== INFORMATION ==

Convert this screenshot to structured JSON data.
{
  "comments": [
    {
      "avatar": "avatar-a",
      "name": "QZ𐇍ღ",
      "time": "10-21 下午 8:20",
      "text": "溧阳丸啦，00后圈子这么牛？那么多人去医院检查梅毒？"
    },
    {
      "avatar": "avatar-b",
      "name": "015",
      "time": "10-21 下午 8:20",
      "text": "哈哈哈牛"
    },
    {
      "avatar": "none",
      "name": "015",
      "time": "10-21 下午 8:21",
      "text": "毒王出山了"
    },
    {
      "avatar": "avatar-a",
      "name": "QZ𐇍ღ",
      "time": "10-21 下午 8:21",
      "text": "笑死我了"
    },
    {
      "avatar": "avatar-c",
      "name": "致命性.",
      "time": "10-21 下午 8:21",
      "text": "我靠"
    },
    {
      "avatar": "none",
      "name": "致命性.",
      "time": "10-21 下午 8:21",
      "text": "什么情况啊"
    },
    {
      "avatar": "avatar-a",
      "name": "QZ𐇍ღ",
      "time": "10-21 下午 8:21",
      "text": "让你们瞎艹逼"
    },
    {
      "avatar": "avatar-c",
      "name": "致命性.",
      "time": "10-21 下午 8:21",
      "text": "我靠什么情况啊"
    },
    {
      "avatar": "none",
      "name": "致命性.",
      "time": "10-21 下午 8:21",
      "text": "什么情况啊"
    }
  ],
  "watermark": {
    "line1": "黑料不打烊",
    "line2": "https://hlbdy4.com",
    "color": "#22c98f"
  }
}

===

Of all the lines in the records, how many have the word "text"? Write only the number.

**SOLUTION**
9